This retention metric is the best indication of how healthy your loyalty program is. Customers are only going to redeem points for a reward if they see the rewards as being valuable, so your brand’s redemption rate is very closely tied to program engagement. This knowledge is invaluable when it comes to assessing and improving your loyalty program.
How do you calculate RR?
To calculate your redemption rate, all you need to do is divide the number of reward points that have been redeemed by the number of points you’ve issued.
Improve your RR with more ways to earn rewards
In general, a good redemption rate should be around 20% after 6 months. If this rate is lower, you need to assess whether the rewards you’re offering and the way to earn them are truly valuable to customers. Offering more ways to earn rewards can help you combat a sluggish redemption rate and build a program that truly adds value to your customer experience.
Retention Metrics 101: Measuring Loyalty
After all of your retention marketing strategies are in place, you need to give them a little bit of time to start generating results. Once those results start coming in, though, you begin to get the best understanding of how well each of your retention tools are working. This final group of metrics shows you how loyal your customers actually are.
Customer Retention Rate (CRR)
Customer retention rate (CRR) is the percentage of customers staying with you over time.
Why is CRR important?
As I mentioned above, this metric gives you the clearest idea of how well each of your retention tools are working. The higher your customer retention rate, the more successful your retention strategy, letting you know that you’ve achieved your retention marketing goals.
How do you calculate CRR?
This calculation is one of the trickier ones on the list simply because it includes more variables. However, once you know what those variables are, you’ll see that there’s nothing to worry about!
While you can use any period you want, I recommend using a year (365 days). It’s a lot easier to manage and gives you a broader idea of how well your retention marketing efforts are working.
Although the desired rate is different for every industry, you want to be aiming for a CRR rate of 85-90%.
Improve your CRR with retention marketing
You can improve your customer retention rate through any combination of the retention tools and strategies we’ve already talked about.
For more information on retention marketing, check out our introduction to retention marketing.
Loyal Customer Rate (LCR)
Your loyal customer rate (LCR) allows you to define which customers are truly loyal to your brand. This creates a distinction between your best customers and repeat customers.
Why is LCR important?
This metric is the true reason you started retention marketing in the first place! As it gets harder and harder to secure brand loyalty, you want to make sure that your retention efforts are working to acquire and retain customers who are truly committed to your brand. In the long run, these loyal customers are who will help attract and convert new shoppers into lifelong shoppers, making them invaluable to the success of your business.
How do you calculate LCR?
A loyal customer can be defined as someone who makes more than four purchases in your store. Based on that description, you can calculate your store’s loyal customer rate with the following formula:
Improve your LCL with an exceptional loyalty program
When it comes to developing loyal customers, there’s nothing more effective than a loyalty program.

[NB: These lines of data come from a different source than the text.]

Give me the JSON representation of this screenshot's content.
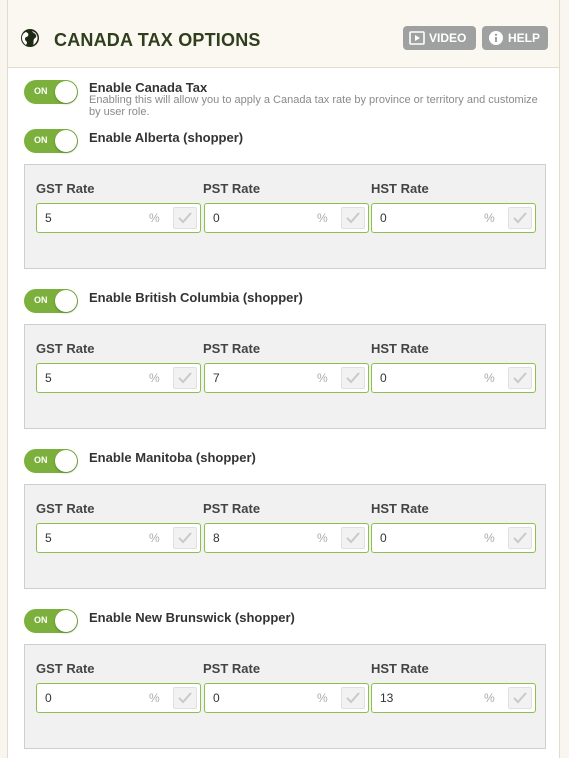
{
  "header": {
    "title": "CANADA TAX OPTIONS",
    "video_label": "VIDEO",
    "help_label": "HELP"
  },
  "enable_canada": {
    "toggle": "ON",
    "label": "Enable Canada Tax",
    "description": "Enabling this will allow you to apply a Canada tax rate by province or territory and customize by user role."
  },
  "provinces": [
    {
      "toggle": "ON",
      "label": "Enable Alberta (shopper)",
      "gst_label": "GST Rate",
      "gst": "5",
      "pst_label": "PST Rate",
      "pst": "0",
      "hst_label": "HST Rate",
      "hst": "0"
    },
    {
      "toggle": "ON",
      "label": "Enable British Columbia (shopper)",
      "gst_label": "GST Rate",
      "gst": "5",
      "pst_label": "PST Rate",
      "pst": "7",
      "hst_label": "HST Rate",
      "hst": "0"
    },
    {
      "toggle": "ON",
      "label": "Enable Manitoba (shopper)",
      "gst_label": "GST Rate",
      "gst": "5",
      "pst_label": "PST Rate",
      "pst": "8",
      "hst_label": "HST Rate",
      "hst": "0"
    },
    {
      "toggle": "ON",
      "label": "Enable New Brunswick (shopper)",
      "gst_label": "GST Rate",
      "gst": "0",
      "pst_label": "PST Rate",
      "pst": "0",
      "hst_label": "HST Rate",
      "hst": "13"
    }
  ],
  "percent_symbol": "%",
  "colors": {
    "toggle_on": "#7ab03b",
    "field_border": "#8cc04b",
    "header_button": "#9fa1a0",
    "title": "#2f3e1d"
  }
}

Making a professional loyalty program the center of your retention strategy will get you on track for more loyal customers and more success for years to come.
The Importance of Retention Metrics
Understanding how to track and measure these 11 retention metrics will get you equipped to experience tremendous success with any retention marketing campaign. So whether you’re new to the retention game or an old pro, you’re now prepared to take your industry by storm, securing profitable customers for years and years to come.